►

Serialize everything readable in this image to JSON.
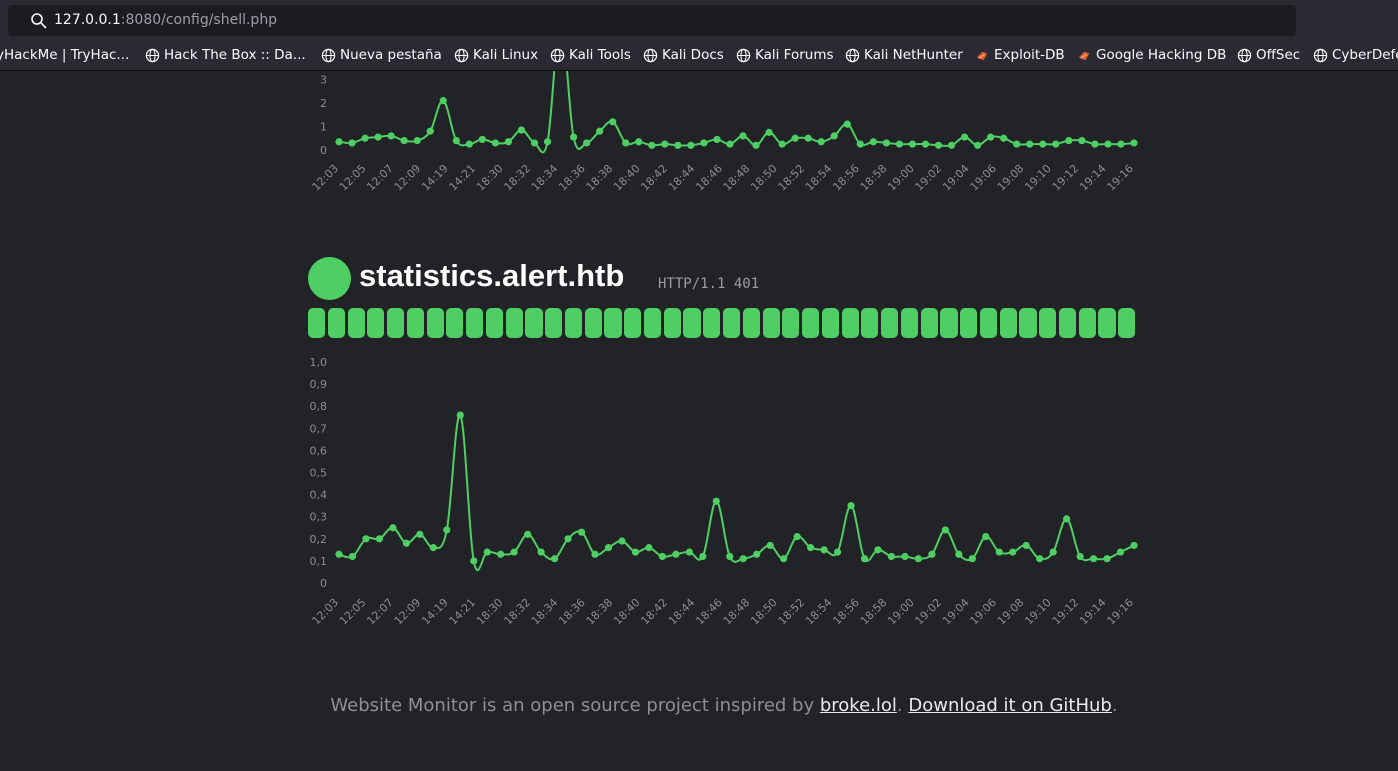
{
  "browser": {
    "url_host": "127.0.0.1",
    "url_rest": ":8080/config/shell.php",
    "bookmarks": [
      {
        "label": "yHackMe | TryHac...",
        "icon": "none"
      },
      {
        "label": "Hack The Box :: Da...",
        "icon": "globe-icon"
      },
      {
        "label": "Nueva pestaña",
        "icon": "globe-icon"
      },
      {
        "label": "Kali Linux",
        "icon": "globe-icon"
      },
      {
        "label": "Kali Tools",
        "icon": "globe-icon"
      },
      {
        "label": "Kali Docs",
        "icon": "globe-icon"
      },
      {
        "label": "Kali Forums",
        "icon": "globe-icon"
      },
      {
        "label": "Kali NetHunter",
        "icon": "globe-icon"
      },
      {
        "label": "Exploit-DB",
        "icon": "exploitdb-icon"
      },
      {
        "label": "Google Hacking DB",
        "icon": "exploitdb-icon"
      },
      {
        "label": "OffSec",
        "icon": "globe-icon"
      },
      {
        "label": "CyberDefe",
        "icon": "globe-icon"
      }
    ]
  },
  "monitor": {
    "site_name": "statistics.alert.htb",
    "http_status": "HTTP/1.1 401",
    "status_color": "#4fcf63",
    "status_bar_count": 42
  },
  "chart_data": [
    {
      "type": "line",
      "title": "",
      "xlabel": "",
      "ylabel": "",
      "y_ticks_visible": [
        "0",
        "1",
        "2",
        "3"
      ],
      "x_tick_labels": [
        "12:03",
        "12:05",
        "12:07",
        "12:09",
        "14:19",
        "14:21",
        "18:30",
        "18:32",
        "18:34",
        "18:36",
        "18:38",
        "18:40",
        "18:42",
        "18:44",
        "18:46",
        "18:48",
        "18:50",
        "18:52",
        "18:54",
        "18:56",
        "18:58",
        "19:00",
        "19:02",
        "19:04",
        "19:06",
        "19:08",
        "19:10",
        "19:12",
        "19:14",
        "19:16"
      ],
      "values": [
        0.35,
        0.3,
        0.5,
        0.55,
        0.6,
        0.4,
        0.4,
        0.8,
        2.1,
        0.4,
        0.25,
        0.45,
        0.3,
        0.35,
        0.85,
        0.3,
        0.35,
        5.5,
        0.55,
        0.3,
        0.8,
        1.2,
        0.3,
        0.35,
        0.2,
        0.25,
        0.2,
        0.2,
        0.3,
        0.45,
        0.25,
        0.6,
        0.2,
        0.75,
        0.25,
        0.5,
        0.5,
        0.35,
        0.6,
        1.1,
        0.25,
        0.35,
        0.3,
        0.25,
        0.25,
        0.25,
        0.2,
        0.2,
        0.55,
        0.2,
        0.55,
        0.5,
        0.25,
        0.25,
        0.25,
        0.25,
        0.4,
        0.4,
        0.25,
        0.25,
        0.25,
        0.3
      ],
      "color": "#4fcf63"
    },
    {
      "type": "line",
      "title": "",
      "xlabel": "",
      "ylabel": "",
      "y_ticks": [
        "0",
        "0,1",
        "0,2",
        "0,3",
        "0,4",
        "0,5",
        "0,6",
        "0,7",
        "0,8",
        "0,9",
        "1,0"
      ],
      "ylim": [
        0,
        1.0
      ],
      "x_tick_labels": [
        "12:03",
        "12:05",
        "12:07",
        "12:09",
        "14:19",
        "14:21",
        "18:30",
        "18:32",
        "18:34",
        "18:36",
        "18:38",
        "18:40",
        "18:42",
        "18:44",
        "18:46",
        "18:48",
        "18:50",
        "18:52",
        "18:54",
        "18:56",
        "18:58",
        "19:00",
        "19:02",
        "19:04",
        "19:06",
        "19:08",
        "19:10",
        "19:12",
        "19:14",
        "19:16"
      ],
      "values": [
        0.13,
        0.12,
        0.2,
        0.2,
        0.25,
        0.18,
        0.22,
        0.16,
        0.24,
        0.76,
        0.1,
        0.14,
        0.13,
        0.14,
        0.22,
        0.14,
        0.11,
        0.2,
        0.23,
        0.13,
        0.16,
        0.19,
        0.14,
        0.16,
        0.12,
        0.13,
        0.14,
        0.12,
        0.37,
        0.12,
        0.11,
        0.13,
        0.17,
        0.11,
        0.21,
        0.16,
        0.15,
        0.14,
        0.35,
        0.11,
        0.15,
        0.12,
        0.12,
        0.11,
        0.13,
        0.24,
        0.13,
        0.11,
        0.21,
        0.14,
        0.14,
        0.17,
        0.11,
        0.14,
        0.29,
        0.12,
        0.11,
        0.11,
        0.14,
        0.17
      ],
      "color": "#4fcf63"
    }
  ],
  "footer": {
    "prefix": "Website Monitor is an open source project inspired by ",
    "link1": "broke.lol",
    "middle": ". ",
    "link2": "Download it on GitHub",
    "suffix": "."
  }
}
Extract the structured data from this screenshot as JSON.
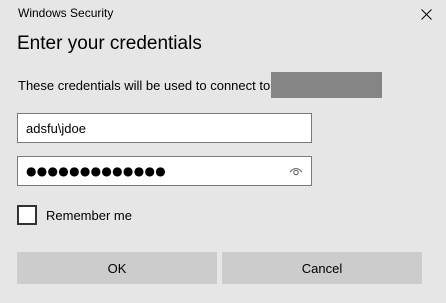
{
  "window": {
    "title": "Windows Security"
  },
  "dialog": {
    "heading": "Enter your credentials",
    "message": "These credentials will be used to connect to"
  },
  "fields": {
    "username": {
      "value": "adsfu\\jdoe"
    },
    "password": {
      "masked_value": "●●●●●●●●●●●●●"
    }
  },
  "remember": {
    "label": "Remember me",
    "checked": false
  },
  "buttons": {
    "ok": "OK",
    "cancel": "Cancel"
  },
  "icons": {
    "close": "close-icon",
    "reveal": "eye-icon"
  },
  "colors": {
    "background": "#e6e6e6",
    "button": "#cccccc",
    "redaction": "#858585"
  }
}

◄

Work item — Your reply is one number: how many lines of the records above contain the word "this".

Response area — 2